Task details: Sort through the entries below and pull out lines containing the word "provider".

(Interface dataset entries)
***

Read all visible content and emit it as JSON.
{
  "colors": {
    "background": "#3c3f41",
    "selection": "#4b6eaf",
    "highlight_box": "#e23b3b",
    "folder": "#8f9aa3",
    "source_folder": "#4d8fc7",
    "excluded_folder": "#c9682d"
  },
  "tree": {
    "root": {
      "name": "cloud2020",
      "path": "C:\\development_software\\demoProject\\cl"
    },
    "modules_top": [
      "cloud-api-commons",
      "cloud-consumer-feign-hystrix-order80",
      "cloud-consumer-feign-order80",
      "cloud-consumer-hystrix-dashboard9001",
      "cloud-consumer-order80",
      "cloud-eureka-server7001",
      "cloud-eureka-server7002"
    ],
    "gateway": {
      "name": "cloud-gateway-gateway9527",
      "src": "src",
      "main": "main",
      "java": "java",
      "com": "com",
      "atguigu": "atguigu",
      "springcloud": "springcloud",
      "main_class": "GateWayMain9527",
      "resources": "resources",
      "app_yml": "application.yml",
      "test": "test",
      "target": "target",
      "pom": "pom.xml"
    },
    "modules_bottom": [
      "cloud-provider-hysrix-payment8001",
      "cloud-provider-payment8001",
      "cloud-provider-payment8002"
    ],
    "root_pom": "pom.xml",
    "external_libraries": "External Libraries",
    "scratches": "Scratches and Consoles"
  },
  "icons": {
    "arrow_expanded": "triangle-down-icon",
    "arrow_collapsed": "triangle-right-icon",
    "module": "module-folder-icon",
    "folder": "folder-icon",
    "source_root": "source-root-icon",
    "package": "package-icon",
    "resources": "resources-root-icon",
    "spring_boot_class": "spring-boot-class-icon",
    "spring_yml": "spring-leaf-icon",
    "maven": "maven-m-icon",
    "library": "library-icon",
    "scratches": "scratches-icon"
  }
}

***

Written response:
      "cloud-provider-hysrix-payment8001",
      "cloud-provider-payment8001",
      "cloud-provider-payment8002"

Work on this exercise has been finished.